I have read several articles written in response to Alec Mouhibian’s column concerning the issue of free speech and a publication’s right to exercise its First Amendment rights (“Private Dancer: Clearing the Angry Air,” Daily Nexus, May 5). I firmly agree with the quote, “I may disagree with what you say, but I will defend to the death your right to say it,” and I would defend Mouhibian’s right to say anything he likes, whether I personally agree with it or not. However, what is uttered from an individual’s lips and what is published in a university-supported newspaper — which is representative of a university’s students, faculty, staff, alumni, etc. — are two separate things.
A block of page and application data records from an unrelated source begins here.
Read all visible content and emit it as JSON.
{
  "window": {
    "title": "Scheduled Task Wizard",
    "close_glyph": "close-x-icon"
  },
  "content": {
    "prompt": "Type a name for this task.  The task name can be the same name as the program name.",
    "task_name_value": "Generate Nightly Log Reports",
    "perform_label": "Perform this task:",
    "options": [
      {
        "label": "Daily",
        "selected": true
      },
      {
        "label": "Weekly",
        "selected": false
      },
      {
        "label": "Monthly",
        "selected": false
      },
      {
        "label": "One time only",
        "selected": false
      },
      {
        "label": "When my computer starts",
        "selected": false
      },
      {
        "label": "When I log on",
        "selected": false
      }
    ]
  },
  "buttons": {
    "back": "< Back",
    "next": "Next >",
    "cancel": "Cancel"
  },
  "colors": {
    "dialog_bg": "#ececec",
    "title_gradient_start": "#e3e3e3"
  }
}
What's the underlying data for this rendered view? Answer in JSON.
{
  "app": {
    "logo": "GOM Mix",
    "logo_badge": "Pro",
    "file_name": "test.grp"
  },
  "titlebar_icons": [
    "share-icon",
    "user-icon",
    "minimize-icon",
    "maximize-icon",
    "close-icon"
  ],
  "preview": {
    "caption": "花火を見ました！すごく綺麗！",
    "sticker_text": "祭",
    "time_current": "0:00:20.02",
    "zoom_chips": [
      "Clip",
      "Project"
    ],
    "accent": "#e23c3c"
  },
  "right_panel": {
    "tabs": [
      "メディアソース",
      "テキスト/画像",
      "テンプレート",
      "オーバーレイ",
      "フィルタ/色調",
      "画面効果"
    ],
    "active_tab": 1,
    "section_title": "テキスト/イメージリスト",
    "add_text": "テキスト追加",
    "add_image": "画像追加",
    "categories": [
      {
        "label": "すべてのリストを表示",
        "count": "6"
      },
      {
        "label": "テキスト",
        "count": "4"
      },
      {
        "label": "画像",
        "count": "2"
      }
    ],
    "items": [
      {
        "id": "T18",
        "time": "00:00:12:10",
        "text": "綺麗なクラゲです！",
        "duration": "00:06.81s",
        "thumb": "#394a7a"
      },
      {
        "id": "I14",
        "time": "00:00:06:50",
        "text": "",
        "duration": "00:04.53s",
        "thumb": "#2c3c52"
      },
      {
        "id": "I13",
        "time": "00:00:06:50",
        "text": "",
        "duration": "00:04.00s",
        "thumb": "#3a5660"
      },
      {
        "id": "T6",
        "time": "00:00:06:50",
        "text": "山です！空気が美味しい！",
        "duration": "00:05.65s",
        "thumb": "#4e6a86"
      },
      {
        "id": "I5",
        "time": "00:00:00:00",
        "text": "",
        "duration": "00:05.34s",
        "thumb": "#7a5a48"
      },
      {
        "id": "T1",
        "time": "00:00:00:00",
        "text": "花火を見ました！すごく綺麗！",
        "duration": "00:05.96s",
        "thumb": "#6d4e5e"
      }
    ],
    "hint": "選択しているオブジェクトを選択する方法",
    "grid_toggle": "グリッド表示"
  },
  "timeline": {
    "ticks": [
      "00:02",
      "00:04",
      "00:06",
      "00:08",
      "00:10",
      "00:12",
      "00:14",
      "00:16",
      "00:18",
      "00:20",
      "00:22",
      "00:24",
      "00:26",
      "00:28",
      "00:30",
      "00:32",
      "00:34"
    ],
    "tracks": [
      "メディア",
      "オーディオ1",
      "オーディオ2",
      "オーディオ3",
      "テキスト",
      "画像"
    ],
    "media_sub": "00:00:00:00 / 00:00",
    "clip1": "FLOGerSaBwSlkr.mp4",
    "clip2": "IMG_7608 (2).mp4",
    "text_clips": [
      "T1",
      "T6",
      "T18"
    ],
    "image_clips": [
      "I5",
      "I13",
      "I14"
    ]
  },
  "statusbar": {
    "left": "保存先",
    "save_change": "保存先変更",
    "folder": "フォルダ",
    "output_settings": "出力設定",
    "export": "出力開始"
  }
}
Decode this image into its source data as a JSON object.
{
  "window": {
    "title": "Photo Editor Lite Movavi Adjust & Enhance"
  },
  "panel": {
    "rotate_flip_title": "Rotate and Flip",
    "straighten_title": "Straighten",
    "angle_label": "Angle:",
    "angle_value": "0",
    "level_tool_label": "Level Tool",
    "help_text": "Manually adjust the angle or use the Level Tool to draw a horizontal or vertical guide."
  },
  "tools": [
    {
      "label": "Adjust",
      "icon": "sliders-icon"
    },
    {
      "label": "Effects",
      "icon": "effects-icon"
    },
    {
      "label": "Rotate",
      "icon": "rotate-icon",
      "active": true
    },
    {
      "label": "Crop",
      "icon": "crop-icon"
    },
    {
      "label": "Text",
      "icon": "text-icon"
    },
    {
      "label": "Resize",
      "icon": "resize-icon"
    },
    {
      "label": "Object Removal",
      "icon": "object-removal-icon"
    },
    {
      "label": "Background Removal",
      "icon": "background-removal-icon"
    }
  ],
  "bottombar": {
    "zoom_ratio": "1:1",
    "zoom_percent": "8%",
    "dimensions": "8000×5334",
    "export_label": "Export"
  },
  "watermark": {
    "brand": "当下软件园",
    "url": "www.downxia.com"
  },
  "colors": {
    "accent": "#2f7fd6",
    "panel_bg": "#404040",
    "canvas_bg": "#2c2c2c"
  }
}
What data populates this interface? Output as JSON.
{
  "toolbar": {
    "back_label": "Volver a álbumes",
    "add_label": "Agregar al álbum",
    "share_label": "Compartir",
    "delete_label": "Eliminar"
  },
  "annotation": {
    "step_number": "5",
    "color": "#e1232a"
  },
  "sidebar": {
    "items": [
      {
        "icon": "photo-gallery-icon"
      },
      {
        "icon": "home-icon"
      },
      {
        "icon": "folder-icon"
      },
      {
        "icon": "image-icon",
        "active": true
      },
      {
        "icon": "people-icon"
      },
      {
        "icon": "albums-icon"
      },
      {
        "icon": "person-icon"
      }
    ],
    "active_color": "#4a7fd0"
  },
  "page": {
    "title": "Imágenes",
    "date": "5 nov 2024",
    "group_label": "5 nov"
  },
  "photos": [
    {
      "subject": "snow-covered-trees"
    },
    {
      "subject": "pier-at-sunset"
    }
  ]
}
I believe that what upsets many individuals the most about Mouhibian’s column is not that he is exercising his freedom of speech, as he has the right to do. It isn’t even that he is attacking the existence of groups and organizations in which the main objective is to promote equality, safety and understanding, and to provide support for individuals who have been victimized. What is the most upsetting is that he is doing it through a newspaper that bears the name “University of California, Santa Barbara.”

To question the effects and tactics of feminist movements/groups and gender-appreciative organizations is one thing – but an opinion article that attacks victims of rape, questions their pain and validity and makes light of violent, criminal acts serves only to promote ignorance and continued violence and is not something that should be published on behalf of a university. What kind of benefit or social improvement comes from Mouhibian’s column in which rape is trivialized? How is a rape victim going to feel when they pick up their university newspaper only to find an article claiming that rape is merely the result of “natural urges” and alludes to rape victims as being either confused or liars?

If the Nexus chooses to put no limitations on what opinions are published and what people and organizations are questioned or attacked, then is it appropriate for the Nexus to publish an opinion that condemns homosexuality? Should the Nexus publish an article that deprecates the Black Student Union or calls for the reinstatement of slavery? Should the Nexus publish an opinion column that calls for the repeal of the 15th Amendment, which allows an individual of any race or color to vote, or the 19th, which gives women the right to vote? If an individual wanted to submit an opinion column that supported the Holocaust, should it be published by the Nexus? How would any of these opinion articles benefit our society, and what would publishing them say about our university and the people associated with it? How would these opinions, published on behalf of the university, affect individuals when their history, struggles or victimization is belittled and trivialized? Should an opinion be published simply because a right to publish it exists?

A degree of unprofessionalism in the Nexus already exists, but after the publication of Mouhibian’s column, I am embarrassed for our university and for a newspaper that is supposed to be representative of an entire campus community. To say that all opinions should be publishable, regardless of its effect on individuals, can do more damage to a university than good.

I am disappointed by those individuals who place strength in ignorance, and are either too selfish or too ignorant to be fully aware of the repercussions and effects their words and actions have on others. We should and do have the right to say, believe and write about what we please — this is the easy part. But when the words are harmful and destructive toward victims of rape, as well as the safety and equality of women in general, perhaps they should not be published by a university newspaper!

Tara Owens is a UCSB alumna.